Listen Frontier host Ben Felder and Frontier editor Dylan Goforth discuss what happened in Julius Jones’ commutation case this week, as well as what comes next as the state attempts to being conducting executions again.
The Oklahoma Department of Human Services said it plans to drop a five-year residency requirement for people seeking to sign up for intellectual or developmental disability waiver services after being informed it was unconstitutional.
Oklahoma is spending millions to expand its mental health crisis response system.
The money will provide iPads for law enforcement across the state, build new mental health centers and expand mobile crisis services.
It was the first time the board has held a commutation hearing for an inmate facing the death penalty.

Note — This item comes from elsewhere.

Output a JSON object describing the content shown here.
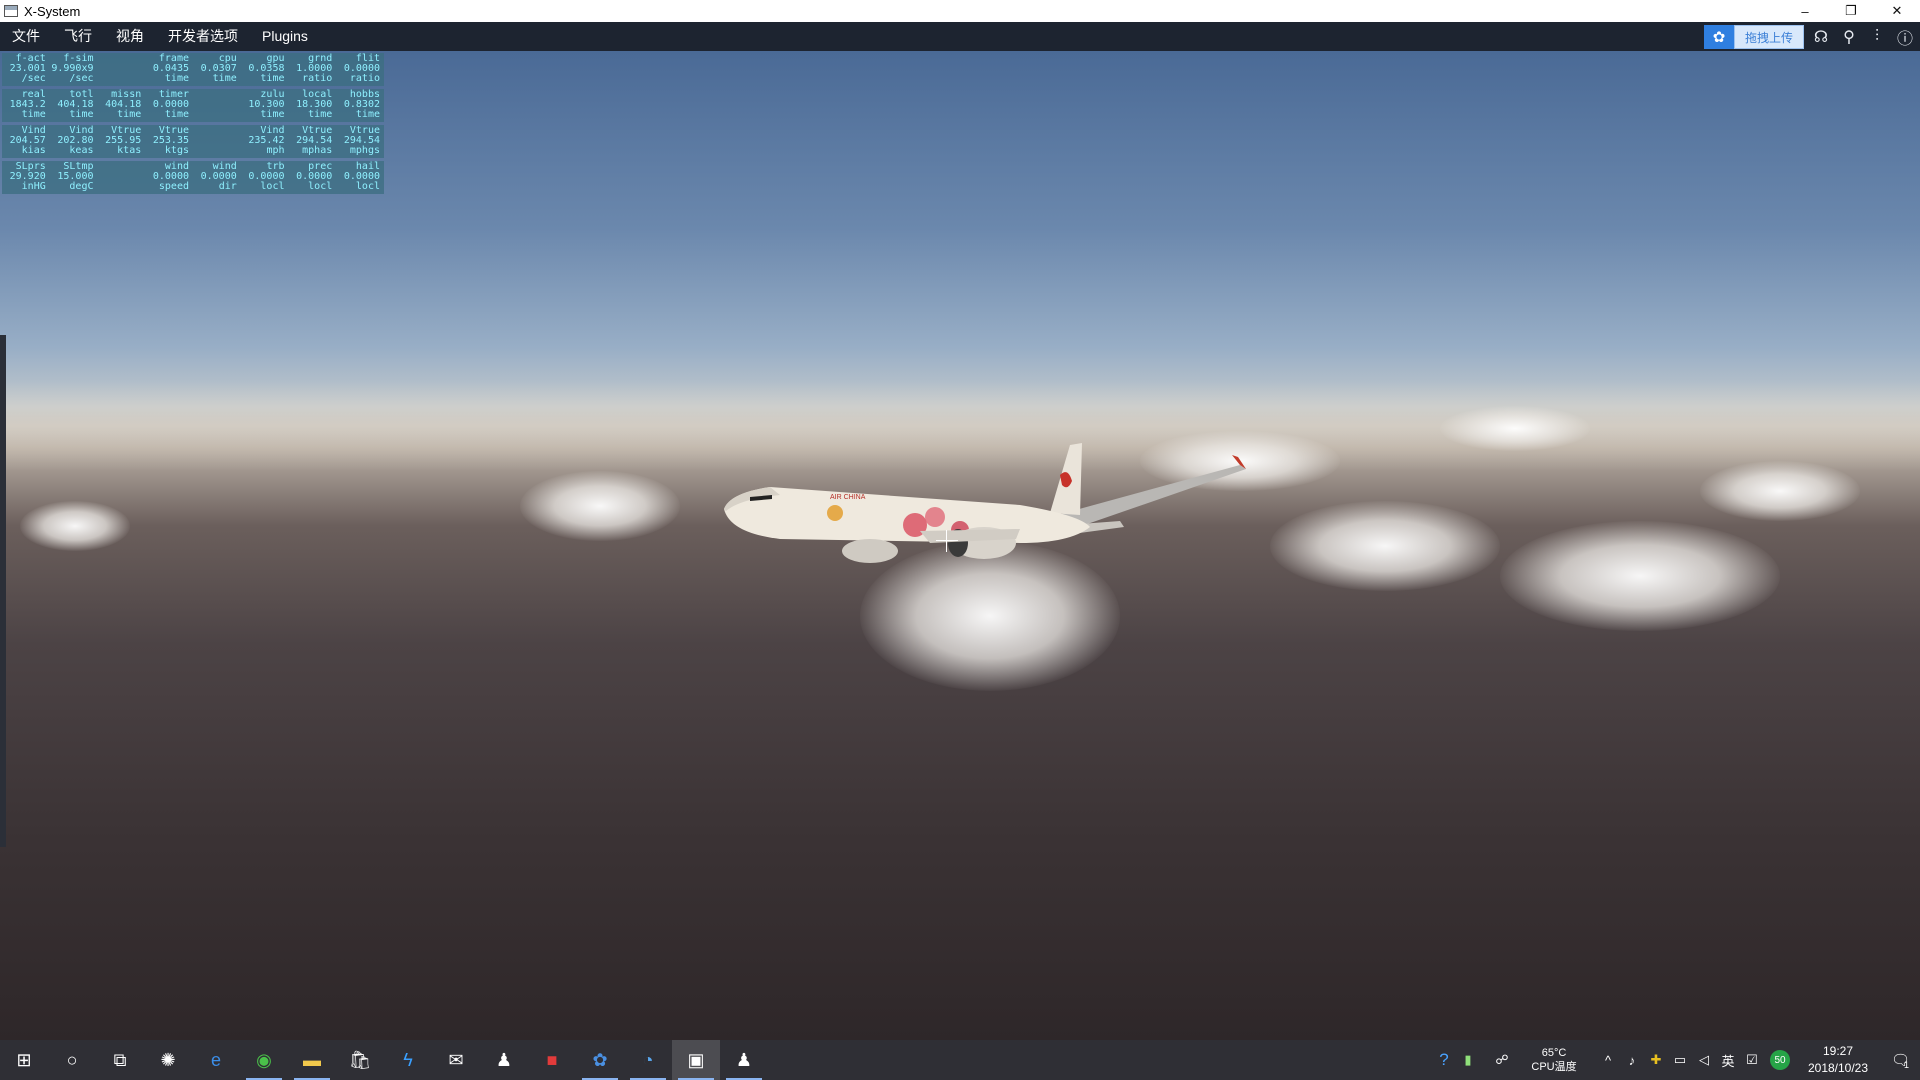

Now, as Jones faces execution in as little as two months, his fate lies with Gov. Kevin Stitt, who must ultimately decide whether to commute his sentence.
Oklahoma hasn’t attempted an execution since a series of bungled attempts ushered in a six-year moratorium on capital punishment. Now it says it’s ready to execute seven men in three-week intervals beginning as early as next month.